Scraping up wax from carpet and furniture diminishes the benefit of of candle-light but a clear option is offered by oil lanterns. Oil lanterns come in various designs; some well-known ones-have handles to carry or have an antique “genie” form. All oil lanterns have a chimney that homes the flame three components, a container that retains the gas, as well as a wick that carries the oil to create the flame. Use caution when lighting your lantern and be sure it stays from the reach of animals and kids.
Unscrew the chimney in the bottom or raise the housing lid, depending on your own lantern style. Fill the three quarters complete with lamp oil. By turning the key, screw down the wick. No wick needs to be visible over the rim of the oil container. Check for gas spills; clean any splatters up you discover with paper towels.

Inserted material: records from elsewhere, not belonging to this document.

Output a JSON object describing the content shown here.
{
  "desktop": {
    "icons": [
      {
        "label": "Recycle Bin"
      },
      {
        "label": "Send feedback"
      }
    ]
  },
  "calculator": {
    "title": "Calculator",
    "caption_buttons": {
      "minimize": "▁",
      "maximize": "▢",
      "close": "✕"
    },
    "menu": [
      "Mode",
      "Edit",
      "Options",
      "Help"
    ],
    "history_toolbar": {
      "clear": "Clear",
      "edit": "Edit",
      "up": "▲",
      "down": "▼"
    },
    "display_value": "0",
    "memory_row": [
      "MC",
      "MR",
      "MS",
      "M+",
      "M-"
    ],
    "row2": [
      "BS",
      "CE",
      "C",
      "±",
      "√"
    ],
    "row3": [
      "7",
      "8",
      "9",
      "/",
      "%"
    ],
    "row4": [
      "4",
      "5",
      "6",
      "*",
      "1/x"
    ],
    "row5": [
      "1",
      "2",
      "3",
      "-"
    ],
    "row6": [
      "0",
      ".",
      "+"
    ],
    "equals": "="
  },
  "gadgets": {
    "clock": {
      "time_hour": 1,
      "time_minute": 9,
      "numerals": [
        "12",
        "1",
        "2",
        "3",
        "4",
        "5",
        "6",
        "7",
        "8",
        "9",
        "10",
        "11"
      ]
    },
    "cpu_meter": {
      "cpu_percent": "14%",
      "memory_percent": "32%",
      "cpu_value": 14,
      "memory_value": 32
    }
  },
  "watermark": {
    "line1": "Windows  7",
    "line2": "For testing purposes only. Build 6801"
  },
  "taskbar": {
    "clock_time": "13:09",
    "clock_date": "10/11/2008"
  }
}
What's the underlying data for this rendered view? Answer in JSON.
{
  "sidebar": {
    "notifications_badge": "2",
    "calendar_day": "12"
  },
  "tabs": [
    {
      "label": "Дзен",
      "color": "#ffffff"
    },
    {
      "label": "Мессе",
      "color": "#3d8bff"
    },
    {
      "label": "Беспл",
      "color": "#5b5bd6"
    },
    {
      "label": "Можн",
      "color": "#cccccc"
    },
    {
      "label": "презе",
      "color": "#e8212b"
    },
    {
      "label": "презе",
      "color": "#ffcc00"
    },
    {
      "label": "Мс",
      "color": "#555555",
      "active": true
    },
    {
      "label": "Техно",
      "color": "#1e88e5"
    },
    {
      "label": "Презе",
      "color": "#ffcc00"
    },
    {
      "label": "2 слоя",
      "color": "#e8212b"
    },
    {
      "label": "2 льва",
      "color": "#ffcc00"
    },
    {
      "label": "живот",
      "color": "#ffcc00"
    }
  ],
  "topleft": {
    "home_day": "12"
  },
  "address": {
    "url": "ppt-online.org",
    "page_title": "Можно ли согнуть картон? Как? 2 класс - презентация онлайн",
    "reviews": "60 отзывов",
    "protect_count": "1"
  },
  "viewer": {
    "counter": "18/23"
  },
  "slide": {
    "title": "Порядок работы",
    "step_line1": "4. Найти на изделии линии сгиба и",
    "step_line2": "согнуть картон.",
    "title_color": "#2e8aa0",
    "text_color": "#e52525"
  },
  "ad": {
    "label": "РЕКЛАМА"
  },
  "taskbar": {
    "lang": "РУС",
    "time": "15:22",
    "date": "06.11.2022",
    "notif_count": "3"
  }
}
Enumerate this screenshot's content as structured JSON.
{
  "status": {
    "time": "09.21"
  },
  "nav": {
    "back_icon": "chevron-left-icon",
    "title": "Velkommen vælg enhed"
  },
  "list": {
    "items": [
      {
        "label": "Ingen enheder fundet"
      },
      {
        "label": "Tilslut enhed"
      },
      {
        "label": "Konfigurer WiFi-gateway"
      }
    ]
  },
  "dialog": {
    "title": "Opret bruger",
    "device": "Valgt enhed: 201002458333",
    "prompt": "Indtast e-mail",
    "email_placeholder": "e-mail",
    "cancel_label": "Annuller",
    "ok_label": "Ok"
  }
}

Saturate the wick entirely. Only 20 minutes might be needed by lamps for full wick saturation, while 30 minutes might be required by greater lamps. When your lamp is prepared to know, look in the fibers of the wick. As the oil is absorbed they are going to become darker.
Turn the key on the lantern, shifting the wick a-half to one-inch over the burner tube. If required, trim formerly burned wick and re-adjust the peak.
Use a lengthy match. Remove the match and blow out it. Close the lantern. Monitor the lantern for smoke. Reduce the wick somewhat in case your lantern is also smoky. Improve the the wick somewhat in case your flame smolders out.